Data records for software interfaces

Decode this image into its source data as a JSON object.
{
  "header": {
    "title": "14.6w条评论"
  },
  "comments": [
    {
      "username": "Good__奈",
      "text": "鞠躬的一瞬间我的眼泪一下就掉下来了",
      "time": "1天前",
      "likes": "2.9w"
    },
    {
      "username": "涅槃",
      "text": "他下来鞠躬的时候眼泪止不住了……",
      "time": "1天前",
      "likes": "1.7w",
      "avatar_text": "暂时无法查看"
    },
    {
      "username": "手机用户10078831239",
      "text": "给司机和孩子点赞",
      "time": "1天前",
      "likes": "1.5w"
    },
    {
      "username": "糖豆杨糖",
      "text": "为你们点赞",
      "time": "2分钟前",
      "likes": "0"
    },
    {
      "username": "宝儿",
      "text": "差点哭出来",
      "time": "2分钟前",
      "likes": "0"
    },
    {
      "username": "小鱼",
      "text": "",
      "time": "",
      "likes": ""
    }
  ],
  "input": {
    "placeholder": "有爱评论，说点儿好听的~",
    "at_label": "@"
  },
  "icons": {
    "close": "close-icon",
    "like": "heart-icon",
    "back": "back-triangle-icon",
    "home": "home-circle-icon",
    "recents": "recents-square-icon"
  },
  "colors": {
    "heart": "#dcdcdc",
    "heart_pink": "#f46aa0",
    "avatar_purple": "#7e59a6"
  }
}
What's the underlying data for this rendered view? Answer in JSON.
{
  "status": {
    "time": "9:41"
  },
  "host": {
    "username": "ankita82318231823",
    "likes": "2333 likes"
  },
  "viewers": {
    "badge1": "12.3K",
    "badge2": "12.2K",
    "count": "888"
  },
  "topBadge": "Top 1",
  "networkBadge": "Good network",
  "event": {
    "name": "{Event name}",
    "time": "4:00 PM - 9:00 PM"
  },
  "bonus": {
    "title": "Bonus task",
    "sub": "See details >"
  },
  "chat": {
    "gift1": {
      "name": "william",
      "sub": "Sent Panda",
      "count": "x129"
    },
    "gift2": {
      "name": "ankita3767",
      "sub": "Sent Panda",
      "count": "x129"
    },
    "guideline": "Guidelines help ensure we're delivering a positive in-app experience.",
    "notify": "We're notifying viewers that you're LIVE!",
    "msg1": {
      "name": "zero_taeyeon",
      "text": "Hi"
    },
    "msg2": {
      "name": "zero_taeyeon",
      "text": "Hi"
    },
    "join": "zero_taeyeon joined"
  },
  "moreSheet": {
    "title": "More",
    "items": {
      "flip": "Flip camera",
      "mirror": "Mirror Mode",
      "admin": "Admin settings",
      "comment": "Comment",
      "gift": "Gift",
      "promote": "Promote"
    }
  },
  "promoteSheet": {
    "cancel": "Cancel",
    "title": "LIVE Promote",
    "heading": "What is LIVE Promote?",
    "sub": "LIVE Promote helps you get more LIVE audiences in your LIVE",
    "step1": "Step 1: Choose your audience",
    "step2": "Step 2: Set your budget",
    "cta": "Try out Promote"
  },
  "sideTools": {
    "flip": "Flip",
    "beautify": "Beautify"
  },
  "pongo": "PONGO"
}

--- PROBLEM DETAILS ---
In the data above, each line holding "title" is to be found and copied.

--- REPLY ---
    "title": "14.6w条评论"
    "title": "Bonus task",
    "title": "More",
    "title": "LIVE Promote",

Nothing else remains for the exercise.